Silver, the Silver Ameraucana cockerel, is anything but graceful with the ladies. In fact, he’s a downright bully. He’s great at calling out threats and is always the first to alert the crew of a cat or bird’s approach, but he doesn’t even lower a wing before jumping astride a passing lady and latching, almost viciously, on to the back of her head. He’s not allowed to touch Penelope or Rosie, the two highest ranked hens, but Phoenix is at the bottom of the totem pole. He must have grabbed onto her comb instead of the back of her head, and he tore a chunk right out of it.
We found her bloodied about a week before Christmas. I brought her inside, but she was almost shaking. She was purchased at the poultry sale, so she (and Little White) are not as comfortable with me as those who I brooded in the house. So, I tried to stress her as little as possible, assuming that she would probably heal up fine on her own. I just really wanted to make sure she was alright and keep her away from the rest of the flock for a bit.
I wiped her bloody little comb and face with sopping wet cotton balls. I was planning on putting her out after one night, so I decided to use Blue Kote to keep the others from pecking her comb.
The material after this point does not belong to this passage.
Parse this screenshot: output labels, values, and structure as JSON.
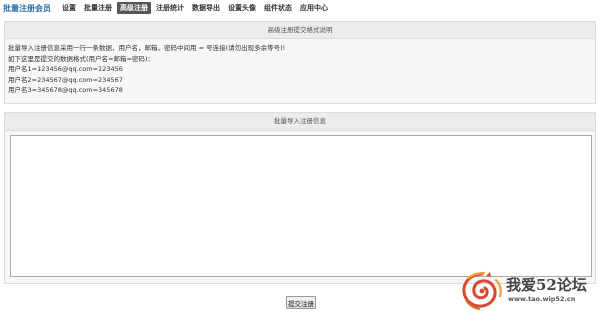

Thankfully, I had some which I purchased when creating a bit of a chicken first aid kit. I had purchased a spray bottle, but I didn’t want to get any in her eyes, so at the last moment, I covered her eyes with the thumb and forefinger of my left hand, with her comb between, and sprayed. Never again!!! (Blue Kote, as we know, dyes skin. Including the skin of your hand. I had to go to work the next day with a half-blue hand, and I use sign language most of the day at work! Not good.) Next time – gloves.
Anyway, I set her up for the night in a little cage with a cardboard box lined with an old hand towel as a nest, a hamster waterer, and a little bowl of food. Overnight, I noticed that she was wheezing a little. Turning on the light, I saw that she had some fluid around her nostrils. Her wound was running a bit with clear liquid which was running down her face. I wiped her up and used a q-tip to smear some Neosporin on her comb, which seemed to help.
I thought that the sudden change to warm, inside air was probably not good for her, so before work the next morning, I set her outside in one of the nest boxes in the coop to rest. When I got home, my husband was worried. She hadn’t been out of the little nest box all day, and he was worried that she had not eaten or drank. So, I went and scooped her up, and with something much more like relief, she came along back into the house.
After that, she was babied for about three more days. She ate like a queen, had twice daily smears of Neosporin, and was chatted up anytime someone had to use the bathroom, shower, or brush teeth. When she was all healed up, I put her back outside with her flock. Within five minutes, she was pecking and scratching about with her buddy, Little White, and she has been fine ever since.
And now, every time we come up to the flock while ranging, little Phoenix runs up to say hello, very much unlike the skittish little thing she was before. She’s earned a special little place in our hearts.